The transformation from
victim to survivor.


An inside look at best practices at
a major Baltimore medical center.

Law Enforcement

Ride with officers in Duluth, MN, Baltimore, MD and the Bronx, NY.


Conversations with battered
women's movement leaders.

Founders - Sarah Buel

Sarah Buel
University of Texas Law School

Too much to gain

I think that if we wanted to stop family violence in this country we could do so within five years. That there is far too much to gain, far too many powerful particularly men, but there are also women abusers for whom domestic violence works. They’re able to get what they want by terrorizing their family and their partner. And they’re not willing to give up that power.

Financial empowerment

I think one of the greatest obstacles is economic disempowerment, the refusal in a number of jurisdictions to enforce child support orders, forcing a number of victims to seek welfare assistance, which has been drastically cut. And after the 1994 welfare reform act in every state, there’s a five year lifetime limitation on the ability to receive welfare, regardless of the consequences. And for example in Texas, a family of three, a mother and two children get $228.00 a month, you can’t live on that. In New York it’s $568.00. You can’t rent an apartment never mind pay your rent, buy food or provide for your children. So I think that financial empowerment has to be at the top of our agenda. That every lawyer, prosecutor, advocate, doctor, has to be willing to at least provide a brochure, or basic information about job training. What is your dream? What is the path to economic independence for abuse victims? And second that we have to get serious about enforcing child support orders.

Bias of class and race

Another key obstacle is the continuing race and class bias, that victims of color are disproportionately arrested, in spite of their clearly being victims in these cases. Certainly low-income victims are disproportionately arrested, as well and many of the service providers, not having diversity in their staffs, making it clear that they not only don’t understand issues for victims of color, but may not be particularly welcoming. Many view non-traditional religions or faiths and I use that term loosely, in Texas that can mean anybody who’s not Baptist, is viewed as somehow — you’re not coming to group on Saturday because you want to go to Synagogue, or your Muslim and you need to pray five times a day that’s not convenient for us. So, a lot of work that the battered women’s movement needs to do around practicing what we preach. We want the police departments, and courts to be diverse, but in many communities we haven’t done a very good job amongst ourselves.

Witness tampering

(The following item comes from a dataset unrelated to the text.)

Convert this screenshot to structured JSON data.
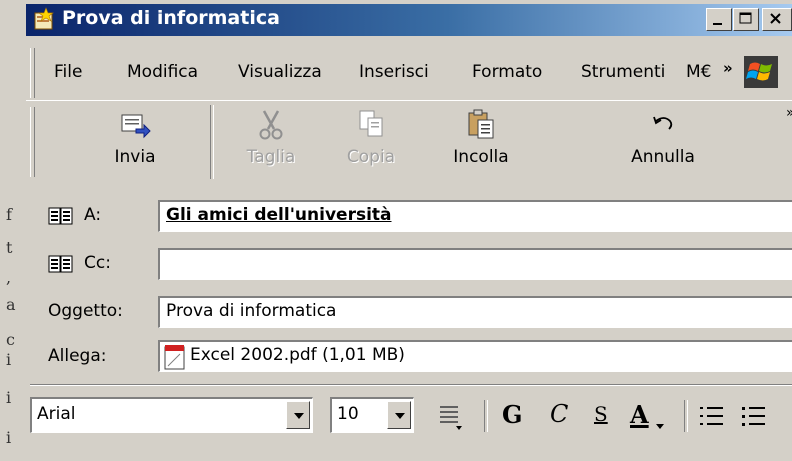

And third, our tremendous problem with witness tampering, that at this point because of three recent supreme court decisions prosecutors have been hamstrung in their efforts to go forward when a victim has been terrorized out of testifying. And that we need to completely rethink how the system responds to somebody who has been threatened, coerced, promised all kinds of outrageous money or harm if they cooperate with the prosecutor. Making it virtually impossible to hold batterers accountable for their crimes. That is going to take some creative thinking on the part of the legal community.

Community involvement

My belief is there is a role for every single person in our community. From the hairstylist, who get access to victims and as we saw started with the hairstylist in Brooklyn having the little brochures on the counter, and survivors who were patients, asking questions and being willing to get themselves trained, and how to respond if a customer does say, yes I’m getting beaten. Or as it happens all too often, comes in with a bruise. Something very obvious. How do you begin that conversation. Because what we find is most members of the public from a car mechanic, to a hair stylist, to the guy who runs the drug store on the corner, they want to help they don’t know what that script is. When we give people specific language and as survivors say to them of course I’m going to be embarrassed, but I’d much rather you ask me. It may take me five times coming into your drug store and you saying, “are you okay at home, do you want a copy of the safety plan? There are people who will meet with you, you don’t even have to go to the police station, they’ll come here to talk to you.” Teaching them what those interventions are, for example pharmacists were trained beginning in Spokane Washington to identify elder abuse. Because the one place that elders would go is to get their prescriptions filled. Tremendously successful program and the pharmacist embraced it whole heartedly. Similarly hairstylists beginning here in Brooklyn, we’ve expanded that in Boston, we’re doing it in Oklahoma, in Utah, now in Texas, so really identifying, “one of my brothers is a car mechanic,” asking him, “can we put the brochures, safety plans in the bathrooms at garages?” Absolutely. And sure enough victims come forward, so even if the mechanics don’t want to go get training, they at least know enough to say, “call that number on the back then. shelter advocate will come, and talk with you or you can go there or you can call anonymously and get help with safety planning.” But, I think our challenge is to develop menus of options that any employer, any person in the community can use to assist victims.